For the data below, please report each line where the word "Jacek" is found.

>>>

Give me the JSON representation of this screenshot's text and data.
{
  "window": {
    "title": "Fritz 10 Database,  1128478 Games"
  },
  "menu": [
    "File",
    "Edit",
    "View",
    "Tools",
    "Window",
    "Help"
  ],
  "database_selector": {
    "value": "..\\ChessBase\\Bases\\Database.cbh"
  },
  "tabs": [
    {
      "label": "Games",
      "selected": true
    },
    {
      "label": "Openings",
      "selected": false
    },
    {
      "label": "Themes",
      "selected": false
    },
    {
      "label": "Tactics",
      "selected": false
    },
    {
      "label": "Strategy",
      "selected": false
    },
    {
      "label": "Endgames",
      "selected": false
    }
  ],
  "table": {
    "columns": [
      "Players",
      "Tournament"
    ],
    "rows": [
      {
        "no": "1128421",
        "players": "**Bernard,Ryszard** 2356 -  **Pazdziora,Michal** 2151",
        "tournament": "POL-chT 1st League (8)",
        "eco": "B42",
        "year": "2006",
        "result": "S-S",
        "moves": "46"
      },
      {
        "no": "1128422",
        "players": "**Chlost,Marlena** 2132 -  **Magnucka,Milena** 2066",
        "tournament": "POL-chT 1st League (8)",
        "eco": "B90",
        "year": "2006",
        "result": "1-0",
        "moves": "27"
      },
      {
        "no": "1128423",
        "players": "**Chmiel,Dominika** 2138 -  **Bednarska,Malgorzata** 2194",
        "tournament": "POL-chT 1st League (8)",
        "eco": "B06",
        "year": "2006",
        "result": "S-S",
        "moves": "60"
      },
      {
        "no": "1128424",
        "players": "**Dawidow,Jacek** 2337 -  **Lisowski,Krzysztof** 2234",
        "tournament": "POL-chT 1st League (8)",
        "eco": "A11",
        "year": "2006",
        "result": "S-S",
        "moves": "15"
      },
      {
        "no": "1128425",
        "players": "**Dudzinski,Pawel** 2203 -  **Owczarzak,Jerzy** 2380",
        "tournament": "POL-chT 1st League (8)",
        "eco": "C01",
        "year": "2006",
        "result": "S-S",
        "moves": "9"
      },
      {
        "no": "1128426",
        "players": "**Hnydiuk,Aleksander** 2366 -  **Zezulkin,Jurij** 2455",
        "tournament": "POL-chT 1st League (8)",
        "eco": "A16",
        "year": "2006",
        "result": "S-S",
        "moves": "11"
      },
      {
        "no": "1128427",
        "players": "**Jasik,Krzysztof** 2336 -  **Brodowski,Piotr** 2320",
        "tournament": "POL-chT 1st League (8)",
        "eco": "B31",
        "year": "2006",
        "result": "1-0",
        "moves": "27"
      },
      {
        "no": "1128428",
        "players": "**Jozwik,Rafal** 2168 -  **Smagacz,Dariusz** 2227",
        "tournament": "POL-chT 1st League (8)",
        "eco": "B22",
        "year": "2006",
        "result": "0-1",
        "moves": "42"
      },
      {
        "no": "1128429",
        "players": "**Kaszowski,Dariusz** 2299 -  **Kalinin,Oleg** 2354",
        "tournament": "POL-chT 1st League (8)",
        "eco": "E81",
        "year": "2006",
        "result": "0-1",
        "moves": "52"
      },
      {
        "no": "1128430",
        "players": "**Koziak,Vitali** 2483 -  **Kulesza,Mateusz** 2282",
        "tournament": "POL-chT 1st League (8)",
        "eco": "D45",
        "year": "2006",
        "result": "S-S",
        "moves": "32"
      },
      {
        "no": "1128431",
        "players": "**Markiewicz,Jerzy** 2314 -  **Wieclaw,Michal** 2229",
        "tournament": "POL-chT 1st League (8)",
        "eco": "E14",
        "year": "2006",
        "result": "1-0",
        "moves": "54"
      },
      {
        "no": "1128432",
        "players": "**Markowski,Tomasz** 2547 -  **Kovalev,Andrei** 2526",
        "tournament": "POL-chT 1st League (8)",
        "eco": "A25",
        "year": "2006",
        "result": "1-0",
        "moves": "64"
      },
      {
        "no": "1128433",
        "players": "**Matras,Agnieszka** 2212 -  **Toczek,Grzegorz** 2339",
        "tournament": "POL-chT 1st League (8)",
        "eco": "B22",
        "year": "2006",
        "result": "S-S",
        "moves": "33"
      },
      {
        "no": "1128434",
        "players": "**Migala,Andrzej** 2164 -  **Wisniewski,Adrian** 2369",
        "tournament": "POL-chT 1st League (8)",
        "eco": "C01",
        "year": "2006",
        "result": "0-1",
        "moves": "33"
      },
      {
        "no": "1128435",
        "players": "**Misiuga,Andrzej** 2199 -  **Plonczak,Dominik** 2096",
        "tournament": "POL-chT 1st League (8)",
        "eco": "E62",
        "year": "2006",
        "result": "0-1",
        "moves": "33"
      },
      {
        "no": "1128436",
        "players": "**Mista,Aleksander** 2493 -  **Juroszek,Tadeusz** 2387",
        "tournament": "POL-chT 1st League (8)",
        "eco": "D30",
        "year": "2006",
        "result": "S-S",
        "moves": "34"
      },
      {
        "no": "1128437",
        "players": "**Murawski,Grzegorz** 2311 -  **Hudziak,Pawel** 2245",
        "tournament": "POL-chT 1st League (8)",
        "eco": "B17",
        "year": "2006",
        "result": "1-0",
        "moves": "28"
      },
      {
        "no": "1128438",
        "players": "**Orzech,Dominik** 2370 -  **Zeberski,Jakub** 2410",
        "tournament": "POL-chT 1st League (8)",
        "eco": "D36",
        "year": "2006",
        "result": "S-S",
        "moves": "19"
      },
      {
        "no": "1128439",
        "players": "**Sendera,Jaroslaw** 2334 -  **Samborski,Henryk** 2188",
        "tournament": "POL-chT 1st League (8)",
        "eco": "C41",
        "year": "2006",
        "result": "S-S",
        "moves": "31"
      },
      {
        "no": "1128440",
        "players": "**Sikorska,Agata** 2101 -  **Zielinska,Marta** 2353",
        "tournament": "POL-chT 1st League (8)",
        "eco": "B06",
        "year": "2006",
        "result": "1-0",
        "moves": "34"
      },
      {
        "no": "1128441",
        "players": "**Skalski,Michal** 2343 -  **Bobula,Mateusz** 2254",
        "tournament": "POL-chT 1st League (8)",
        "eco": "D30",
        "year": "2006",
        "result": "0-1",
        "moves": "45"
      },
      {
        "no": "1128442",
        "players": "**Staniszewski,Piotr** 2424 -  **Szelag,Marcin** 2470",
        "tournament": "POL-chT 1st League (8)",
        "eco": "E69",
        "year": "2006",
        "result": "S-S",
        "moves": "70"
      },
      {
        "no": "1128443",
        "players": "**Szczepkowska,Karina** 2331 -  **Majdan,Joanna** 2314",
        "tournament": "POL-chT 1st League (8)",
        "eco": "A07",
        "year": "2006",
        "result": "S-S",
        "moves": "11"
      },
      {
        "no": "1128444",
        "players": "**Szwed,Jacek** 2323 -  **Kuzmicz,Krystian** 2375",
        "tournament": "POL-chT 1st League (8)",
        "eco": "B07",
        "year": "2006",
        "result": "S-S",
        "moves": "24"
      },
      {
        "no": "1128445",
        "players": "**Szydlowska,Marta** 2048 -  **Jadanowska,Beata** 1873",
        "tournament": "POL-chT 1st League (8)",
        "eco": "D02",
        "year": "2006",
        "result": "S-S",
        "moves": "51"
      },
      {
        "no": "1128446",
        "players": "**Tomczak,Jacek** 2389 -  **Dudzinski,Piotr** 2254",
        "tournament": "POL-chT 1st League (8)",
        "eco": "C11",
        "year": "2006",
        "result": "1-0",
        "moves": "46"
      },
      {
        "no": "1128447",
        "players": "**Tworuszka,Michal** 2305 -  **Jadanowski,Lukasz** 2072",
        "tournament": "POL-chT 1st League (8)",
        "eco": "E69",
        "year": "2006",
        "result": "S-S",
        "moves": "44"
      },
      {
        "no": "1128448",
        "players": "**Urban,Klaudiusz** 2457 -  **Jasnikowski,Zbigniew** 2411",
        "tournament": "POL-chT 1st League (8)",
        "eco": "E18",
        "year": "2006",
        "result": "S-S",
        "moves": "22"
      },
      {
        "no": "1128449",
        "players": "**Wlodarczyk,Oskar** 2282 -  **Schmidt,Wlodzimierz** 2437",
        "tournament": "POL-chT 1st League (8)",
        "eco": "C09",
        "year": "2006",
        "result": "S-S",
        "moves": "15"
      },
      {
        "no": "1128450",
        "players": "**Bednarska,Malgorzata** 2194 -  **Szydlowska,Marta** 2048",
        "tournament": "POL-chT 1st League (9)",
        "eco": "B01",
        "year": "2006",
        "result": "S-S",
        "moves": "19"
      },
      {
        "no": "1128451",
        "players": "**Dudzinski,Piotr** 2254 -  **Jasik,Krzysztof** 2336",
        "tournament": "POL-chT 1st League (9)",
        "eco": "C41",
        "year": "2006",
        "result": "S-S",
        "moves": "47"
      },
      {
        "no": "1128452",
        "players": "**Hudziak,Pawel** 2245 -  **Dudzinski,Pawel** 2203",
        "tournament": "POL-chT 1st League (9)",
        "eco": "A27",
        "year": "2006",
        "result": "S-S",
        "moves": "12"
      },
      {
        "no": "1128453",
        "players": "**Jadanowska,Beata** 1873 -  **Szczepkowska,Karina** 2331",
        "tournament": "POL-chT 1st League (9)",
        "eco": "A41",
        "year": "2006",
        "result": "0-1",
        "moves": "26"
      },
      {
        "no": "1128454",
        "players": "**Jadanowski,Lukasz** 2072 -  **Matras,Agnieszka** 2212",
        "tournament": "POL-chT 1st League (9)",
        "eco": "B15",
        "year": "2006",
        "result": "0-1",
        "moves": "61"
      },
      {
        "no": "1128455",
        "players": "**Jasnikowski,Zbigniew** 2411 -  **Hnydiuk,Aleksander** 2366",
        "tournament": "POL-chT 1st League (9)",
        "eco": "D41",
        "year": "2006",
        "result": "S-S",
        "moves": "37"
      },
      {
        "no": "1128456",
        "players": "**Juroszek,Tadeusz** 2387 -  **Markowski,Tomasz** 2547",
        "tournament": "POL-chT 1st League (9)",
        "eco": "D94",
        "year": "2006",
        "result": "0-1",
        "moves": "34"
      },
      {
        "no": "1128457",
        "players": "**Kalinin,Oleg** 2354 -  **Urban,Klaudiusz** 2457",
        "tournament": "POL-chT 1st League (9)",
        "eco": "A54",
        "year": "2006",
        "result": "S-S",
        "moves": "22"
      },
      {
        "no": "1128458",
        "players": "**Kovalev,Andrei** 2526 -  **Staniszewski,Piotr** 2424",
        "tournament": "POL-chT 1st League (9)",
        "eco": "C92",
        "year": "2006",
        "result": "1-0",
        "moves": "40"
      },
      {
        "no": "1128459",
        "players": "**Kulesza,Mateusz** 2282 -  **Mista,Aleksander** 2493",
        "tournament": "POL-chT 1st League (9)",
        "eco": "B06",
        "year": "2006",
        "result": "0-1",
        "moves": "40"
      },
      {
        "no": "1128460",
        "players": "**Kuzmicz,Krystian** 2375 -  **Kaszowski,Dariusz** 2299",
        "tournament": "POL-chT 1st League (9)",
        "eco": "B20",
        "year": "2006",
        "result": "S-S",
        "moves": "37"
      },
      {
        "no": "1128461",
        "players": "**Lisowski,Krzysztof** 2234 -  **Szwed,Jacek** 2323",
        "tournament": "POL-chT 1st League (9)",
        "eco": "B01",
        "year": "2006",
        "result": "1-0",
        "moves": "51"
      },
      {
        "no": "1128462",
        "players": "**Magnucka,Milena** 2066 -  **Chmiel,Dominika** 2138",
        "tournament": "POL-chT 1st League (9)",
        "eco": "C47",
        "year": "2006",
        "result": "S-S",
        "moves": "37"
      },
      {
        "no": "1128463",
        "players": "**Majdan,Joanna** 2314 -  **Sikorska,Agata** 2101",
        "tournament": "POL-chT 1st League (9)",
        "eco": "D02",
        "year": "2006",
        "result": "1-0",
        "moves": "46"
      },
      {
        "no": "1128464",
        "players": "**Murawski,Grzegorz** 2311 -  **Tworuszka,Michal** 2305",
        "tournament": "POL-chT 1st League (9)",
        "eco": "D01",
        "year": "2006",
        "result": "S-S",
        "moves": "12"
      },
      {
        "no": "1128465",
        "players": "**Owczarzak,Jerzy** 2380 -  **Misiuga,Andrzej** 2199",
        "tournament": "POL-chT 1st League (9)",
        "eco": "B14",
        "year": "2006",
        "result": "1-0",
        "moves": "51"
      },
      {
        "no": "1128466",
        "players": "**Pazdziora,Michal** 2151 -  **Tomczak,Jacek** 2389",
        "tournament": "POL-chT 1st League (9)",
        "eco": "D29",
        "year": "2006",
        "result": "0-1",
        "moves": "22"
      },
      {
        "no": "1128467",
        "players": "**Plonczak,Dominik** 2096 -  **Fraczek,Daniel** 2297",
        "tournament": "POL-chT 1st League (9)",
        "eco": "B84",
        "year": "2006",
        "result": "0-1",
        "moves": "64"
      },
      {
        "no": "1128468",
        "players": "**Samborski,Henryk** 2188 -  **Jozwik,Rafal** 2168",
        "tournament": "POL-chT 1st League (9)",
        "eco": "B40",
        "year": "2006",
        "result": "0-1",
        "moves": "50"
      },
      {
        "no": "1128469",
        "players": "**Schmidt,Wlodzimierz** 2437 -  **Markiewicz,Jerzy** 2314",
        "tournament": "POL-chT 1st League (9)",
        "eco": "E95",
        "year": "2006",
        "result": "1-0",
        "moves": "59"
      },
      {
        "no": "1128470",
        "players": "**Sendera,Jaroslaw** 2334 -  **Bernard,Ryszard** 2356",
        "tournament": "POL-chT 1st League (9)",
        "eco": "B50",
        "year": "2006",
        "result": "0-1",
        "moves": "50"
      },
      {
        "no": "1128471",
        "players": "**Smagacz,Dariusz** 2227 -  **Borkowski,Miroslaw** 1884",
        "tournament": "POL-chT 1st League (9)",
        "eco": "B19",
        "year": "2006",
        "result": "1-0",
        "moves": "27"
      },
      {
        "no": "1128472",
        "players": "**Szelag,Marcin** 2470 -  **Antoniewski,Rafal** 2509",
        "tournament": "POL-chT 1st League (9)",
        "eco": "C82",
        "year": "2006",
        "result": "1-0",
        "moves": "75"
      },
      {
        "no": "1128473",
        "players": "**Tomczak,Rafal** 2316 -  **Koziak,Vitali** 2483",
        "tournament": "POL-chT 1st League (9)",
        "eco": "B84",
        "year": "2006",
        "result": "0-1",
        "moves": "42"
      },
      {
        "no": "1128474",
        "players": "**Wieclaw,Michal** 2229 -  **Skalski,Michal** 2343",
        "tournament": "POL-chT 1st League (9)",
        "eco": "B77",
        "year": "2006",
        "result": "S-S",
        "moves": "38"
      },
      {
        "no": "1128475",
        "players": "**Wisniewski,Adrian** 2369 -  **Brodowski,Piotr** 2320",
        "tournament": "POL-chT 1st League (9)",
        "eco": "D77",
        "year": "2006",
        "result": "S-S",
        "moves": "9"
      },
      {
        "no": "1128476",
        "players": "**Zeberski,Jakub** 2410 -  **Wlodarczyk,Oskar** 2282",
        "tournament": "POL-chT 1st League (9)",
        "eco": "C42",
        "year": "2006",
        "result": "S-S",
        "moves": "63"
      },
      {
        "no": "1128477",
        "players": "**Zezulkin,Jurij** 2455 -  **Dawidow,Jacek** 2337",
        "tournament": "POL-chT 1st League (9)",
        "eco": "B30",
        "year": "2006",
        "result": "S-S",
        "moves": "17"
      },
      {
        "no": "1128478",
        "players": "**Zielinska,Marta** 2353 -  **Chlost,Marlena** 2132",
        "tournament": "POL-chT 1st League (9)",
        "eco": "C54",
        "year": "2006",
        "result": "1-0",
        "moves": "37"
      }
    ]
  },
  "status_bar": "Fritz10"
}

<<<

◆ WRITTEN ANSWER:
        "players": "**Dawidow,Jacek** 2337 -  **Lisowski,Krzysztof** 2234",
        "players": "**Szwed,Jacek** 2323 -  **Kuzmicz,Krystian** 2375",
        "players": "**Tomczak,Jacek** 2389 -  **Dudzinski,Piotr** 2254",
        "players": "**Lisowski,Krzysztof** 2234 -  **Szwed,Jacek** 2323",
        "players": "**Pazdziora,Michal** 2151 -  **Tomczak,Jacek** 2389",
        "players": "**Zezulkin,Jurij** 2455 -  **Dawidow,Jacek** 2337",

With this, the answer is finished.